Task brief: Could you find every line in the records below that contains the word "data" and copy it?

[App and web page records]
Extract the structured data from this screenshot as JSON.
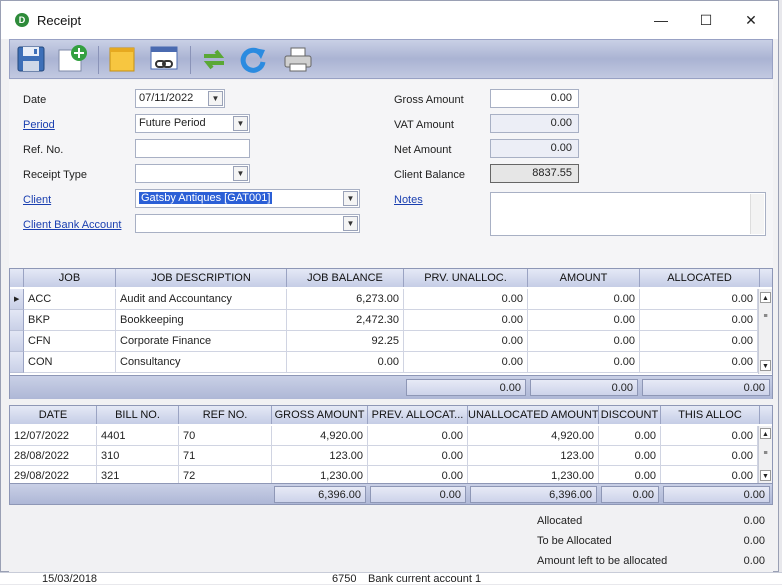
{
  "window": {
    "title": "Receipt",
    "minimize": "—",
    "maximize": "☐",
    "close": "✕"
  },
  "toolbar": {
    "icons": [
      "save-icon",
      "new-icon",
      "note-icon",
      "link-icon",
      "refresh-icon",
      "redo-icon",
      "print-icon"
    ]
  },
  "form": {
    "date_label": "Date",
    "date_value": "07/11/2022",
    "period_label": "Period",
    "period_value": "Future Period",
    "ref_label": "Ref. No.",
    "ref_value": "",
    "receipt_type_label": "Receipt Type",
    "receipt_type_value": "",
    "client_label": "Client",
    "client_value": "Gatsby Antiques [GAT001]",
    "client_bank_label": "Client Bank Account",
    "client_bank_value": "",
    "gross_label": "Gross Amount",
    "gross_value": "0.00",
    "vat_label": "VAT Amount",
    "vat_value": "0.00",
    "net_label": "Net Amount",
    "net_value": "0.00",
    "balance_label": "Client Balance",
    "balance_value": "8837.55",
    "notes_label": "Notes",
    "notes_value": ""
  },
  "jobs": {
    "headers": [
      "JOB",
      "JOB DESCRIPTION",
      "JOB BALANCE",
      "PRV. UNALLOC.",
      "AMOUNT",
      "ALLOCATED"
    ],
    "rows": [
      [
        "ACC",
        "Audit and Accountancy",
        "6,273.00",
        "0.00",
        "0.00",
        "0.00"
      ],
      [
        "BKP",
        "Bookkeeping",
        "2,472.30",
        "0.00",
        "0.00",
        "0.00"
      ],
      [
        "CFN",
        "Corporate Finance",
        "92.25",
        "0.00",
        "0.00",
        "0.00"
      ],
      [
        "CON",
        "Consultancy",
        "0.00",
        "0.00",
        "0.00",
        "0.00"
      ]
    ],
    "footer": [
      "0.00",
      "0.00",
      "0.00"
    ]
  },
  "bills": {
    "headers": [
      "DATE",
      "BILL NO.",
      "REF NO.",
      "GROSS AMOUNT",
      "PREV. ALLOCAT...",
      "UNALLOCATED AMOUNT",
      "DISCOUNT",
      "THIS ALLOC"
    ],
    "rows": [
      [
        "12/07/2022",
        "4401",
        "70",
        "4,920.00",
        "0.00",
        "4,920.00",
        "0.00",
        "0.00"
      ],
      [
        "28/08/2022",
        "310",
        "71",
        "123.00",
        "0.00",
        "123.00",
        "0.00",
        "0.00"
      ],
      [
        "29/08/2022",
        "321",
        "72",
        "1,230.00",
        "0.00",
        "1,230.00",
        "0.00",
        "0.00"
      ]
    ],
    "footer": [
      "6,396.00",
      "0.00",
      "6,396.00",
      "0.00",
      "0.00"
    ]
  },
  "summary": {
    "allocated_label": "Allocated",
    "allocated_value": "0.00",
    "to_be_label": "To be Allocated",
    "to_be_value": "0.00",
    "left_label": "Amount left to be allocated",
    "left_value": "0.00"
  },
  "background_row": {
    "date": "15/03/2018",
    "code": "6750",
    "desc": "Bank current account 1"
  }
}
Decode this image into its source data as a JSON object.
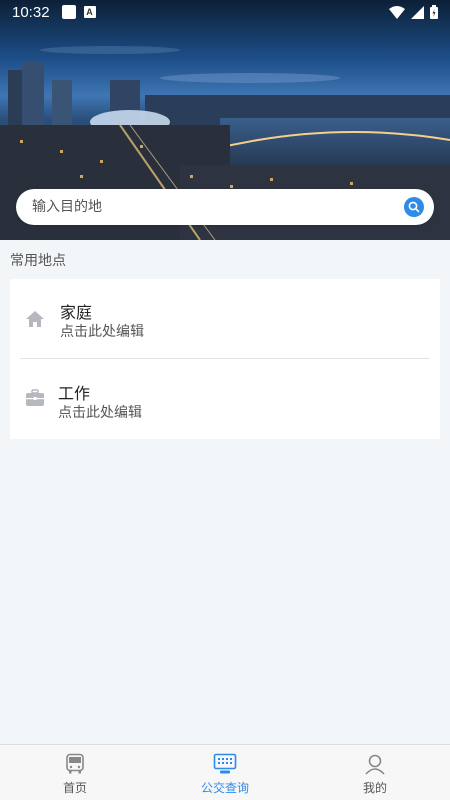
{
  "status_bar": {
    "time": "10:32",
    "icons": [
      "square-icon",
      "a-icon",
      "wifi-icon",
      "signal-icon",
      "battery-icon"
    ]
  },
  "hero": {
    "image": "city-night-skyline"
  },
  "search": {
    "placeholder": "输入目的地",
    "icon": "search-icon"
  },
  "favorites": {
    "section_title": "常用地点",
    "items": [
      {
        "name": "家庭",
        "subtitle": "点击此处编辑",
        "icon": "home-icon"
      },
      {
        "name": "工作",
        "subtitle": "点击此处编辑",
        "icon": "briefcase-icon"
      }
    ]
  },
  "bottom_nav": {
    "items": [
      {
        "label": "首页",
        "icon": "bus-icon",
        "active": false
      },
      {
        "label": "公交查询",
        "icon": "monitor-icon",
        "active": true
      },
      {
        "label": "我的",
        "icon": "user-icon",
        "active": false
      }
    ]
  },
  "colors": {
    "accent": "#2f8be8",
    "background": "#f3f6f8",
    "icon_gray": "#b5b9bf"
  }
}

Finished task:
Extract the structured data from this screenshot as JSON.
Decode this image into its source data as a JSON object.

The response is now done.